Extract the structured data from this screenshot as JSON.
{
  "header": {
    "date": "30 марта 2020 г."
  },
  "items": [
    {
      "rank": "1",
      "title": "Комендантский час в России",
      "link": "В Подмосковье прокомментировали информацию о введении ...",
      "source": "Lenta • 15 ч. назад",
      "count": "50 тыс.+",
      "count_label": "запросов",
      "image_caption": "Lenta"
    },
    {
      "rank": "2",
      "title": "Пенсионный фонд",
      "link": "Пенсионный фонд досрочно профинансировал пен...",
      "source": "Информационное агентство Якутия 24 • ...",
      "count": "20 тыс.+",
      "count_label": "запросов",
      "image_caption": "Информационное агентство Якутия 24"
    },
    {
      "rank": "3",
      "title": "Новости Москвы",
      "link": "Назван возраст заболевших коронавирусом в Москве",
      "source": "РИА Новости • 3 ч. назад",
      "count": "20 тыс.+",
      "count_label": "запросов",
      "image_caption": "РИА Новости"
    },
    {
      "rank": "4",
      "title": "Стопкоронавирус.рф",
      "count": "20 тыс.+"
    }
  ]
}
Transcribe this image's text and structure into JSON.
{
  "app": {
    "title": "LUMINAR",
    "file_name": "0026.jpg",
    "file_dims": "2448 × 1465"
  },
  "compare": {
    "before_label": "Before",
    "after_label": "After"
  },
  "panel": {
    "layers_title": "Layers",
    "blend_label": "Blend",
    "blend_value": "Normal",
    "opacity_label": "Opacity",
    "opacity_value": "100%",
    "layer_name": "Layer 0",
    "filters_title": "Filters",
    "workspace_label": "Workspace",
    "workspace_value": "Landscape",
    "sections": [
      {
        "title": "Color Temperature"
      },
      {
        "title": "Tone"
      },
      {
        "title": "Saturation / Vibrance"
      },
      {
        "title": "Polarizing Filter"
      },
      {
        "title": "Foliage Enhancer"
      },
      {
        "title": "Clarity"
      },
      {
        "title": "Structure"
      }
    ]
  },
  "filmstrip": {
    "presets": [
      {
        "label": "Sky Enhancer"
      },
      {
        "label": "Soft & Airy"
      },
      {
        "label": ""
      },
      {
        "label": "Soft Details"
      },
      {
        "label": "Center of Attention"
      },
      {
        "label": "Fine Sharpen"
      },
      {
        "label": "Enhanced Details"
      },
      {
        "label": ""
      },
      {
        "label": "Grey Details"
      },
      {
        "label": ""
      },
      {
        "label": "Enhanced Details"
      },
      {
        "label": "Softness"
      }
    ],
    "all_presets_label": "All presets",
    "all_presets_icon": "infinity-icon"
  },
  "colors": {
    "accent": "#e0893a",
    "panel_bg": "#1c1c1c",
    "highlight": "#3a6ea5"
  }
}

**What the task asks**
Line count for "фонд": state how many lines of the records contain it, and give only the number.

**Task solution**
2